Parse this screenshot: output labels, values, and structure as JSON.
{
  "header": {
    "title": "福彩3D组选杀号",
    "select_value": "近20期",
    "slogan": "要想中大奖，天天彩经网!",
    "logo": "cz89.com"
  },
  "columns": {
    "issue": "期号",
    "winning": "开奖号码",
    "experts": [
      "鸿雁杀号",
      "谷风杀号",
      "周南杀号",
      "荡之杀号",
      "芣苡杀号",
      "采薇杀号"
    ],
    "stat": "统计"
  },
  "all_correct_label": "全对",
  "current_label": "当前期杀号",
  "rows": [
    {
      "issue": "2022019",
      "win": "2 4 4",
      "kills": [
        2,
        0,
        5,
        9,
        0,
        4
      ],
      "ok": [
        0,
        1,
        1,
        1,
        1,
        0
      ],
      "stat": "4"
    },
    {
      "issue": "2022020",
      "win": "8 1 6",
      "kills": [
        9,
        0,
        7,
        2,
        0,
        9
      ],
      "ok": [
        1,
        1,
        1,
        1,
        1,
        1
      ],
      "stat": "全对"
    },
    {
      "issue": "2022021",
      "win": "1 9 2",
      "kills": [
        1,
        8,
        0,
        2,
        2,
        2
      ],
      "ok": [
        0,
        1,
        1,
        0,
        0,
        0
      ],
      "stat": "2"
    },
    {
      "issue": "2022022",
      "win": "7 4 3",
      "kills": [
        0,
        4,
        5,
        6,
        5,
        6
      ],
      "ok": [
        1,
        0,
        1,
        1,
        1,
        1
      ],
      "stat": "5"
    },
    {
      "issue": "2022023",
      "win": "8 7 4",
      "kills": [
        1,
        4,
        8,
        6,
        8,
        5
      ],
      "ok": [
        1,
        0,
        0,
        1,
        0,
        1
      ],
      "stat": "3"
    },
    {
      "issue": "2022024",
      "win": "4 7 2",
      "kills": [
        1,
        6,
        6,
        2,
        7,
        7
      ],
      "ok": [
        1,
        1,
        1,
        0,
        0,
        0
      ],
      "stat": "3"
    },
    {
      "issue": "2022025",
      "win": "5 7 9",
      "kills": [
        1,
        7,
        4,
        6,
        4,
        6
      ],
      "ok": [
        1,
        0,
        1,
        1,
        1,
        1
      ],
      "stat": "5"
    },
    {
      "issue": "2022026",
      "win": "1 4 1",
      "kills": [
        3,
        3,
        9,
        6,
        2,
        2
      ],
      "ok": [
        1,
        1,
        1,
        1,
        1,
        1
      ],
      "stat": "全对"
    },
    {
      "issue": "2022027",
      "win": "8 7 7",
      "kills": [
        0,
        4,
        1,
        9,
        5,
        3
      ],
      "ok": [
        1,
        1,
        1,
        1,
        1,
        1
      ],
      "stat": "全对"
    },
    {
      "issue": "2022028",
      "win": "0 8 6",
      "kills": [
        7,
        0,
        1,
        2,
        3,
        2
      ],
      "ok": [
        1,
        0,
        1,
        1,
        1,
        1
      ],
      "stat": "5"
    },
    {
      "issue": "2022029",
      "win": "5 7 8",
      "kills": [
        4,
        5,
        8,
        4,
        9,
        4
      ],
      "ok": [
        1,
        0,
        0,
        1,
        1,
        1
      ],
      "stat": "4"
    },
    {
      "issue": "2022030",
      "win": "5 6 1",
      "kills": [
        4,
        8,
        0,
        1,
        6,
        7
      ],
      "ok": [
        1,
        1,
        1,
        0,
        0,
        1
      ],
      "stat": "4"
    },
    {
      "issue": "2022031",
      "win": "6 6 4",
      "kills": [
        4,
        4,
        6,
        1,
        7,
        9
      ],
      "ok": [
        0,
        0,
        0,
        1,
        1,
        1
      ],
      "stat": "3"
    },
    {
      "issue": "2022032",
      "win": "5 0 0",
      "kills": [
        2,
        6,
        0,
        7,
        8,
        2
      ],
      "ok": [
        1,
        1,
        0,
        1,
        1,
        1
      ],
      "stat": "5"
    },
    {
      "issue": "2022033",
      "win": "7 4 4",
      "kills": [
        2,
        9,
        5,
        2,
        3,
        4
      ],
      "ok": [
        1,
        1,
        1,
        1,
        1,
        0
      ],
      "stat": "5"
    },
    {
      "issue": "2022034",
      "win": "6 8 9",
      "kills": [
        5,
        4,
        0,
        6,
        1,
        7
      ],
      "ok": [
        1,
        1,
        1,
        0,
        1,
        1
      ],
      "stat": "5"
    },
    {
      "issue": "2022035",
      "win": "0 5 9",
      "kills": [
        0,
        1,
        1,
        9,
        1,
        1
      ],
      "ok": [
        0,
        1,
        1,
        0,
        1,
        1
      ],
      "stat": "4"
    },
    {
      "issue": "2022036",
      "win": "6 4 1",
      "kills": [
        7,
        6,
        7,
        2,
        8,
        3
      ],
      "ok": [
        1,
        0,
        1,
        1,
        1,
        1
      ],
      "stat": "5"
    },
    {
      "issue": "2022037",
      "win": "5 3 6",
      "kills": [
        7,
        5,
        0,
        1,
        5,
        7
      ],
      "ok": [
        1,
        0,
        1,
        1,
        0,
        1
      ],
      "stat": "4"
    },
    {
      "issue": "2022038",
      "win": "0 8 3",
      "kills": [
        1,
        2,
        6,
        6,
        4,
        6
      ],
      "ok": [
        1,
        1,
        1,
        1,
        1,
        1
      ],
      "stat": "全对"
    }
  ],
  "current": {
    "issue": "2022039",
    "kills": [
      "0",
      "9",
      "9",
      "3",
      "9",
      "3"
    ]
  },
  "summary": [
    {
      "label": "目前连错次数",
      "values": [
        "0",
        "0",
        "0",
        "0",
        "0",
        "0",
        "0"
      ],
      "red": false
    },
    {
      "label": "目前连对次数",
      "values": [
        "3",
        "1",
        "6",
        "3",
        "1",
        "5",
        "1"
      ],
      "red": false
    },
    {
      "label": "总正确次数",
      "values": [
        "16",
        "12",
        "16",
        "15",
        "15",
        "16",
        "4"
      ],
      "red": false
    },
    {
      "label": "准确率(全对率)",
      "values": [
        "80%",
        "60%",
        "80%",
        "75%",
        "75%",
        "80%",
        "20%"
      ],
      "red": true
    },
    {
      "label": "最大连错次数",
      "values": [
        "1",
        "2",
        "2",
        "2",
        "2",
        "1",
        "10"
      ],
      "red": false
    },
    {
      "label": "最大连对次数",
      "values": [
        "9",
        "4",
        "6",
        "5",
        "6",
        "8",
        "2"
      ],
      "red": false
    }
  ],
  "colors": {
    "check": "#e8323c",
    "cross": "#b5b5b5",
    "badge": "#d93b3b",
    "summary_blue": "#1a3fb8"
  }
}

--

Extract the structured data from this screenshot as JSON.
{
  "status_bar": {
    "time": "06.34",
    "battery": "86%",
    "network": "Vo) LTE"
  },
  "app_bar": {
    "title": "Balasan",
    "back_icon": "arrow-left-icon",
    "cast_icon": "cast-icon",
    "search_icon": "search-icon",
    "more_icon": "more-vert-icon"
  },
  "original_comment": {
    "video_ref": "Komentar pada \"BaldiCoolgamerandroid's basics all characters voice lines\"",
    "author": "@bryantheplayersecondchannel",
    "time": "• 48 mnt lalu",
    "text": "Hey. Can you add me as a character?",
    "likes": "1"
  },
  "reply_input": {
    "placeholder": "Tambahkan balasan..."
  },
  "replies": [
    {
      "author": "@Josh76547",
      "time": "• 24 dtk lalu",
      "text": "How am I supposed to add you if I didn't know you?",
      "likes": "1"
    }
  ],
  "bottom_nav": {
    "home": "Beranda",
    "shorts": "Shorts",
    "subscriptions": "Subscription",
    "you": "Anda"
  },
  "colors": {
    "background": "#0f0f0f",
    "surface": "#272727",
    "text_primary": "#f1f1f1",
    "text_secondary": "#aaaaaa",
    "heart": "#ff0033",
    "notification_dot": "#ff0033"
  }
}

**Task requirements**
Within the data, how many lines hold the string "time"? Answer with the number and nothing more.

**Result of this exercise**
3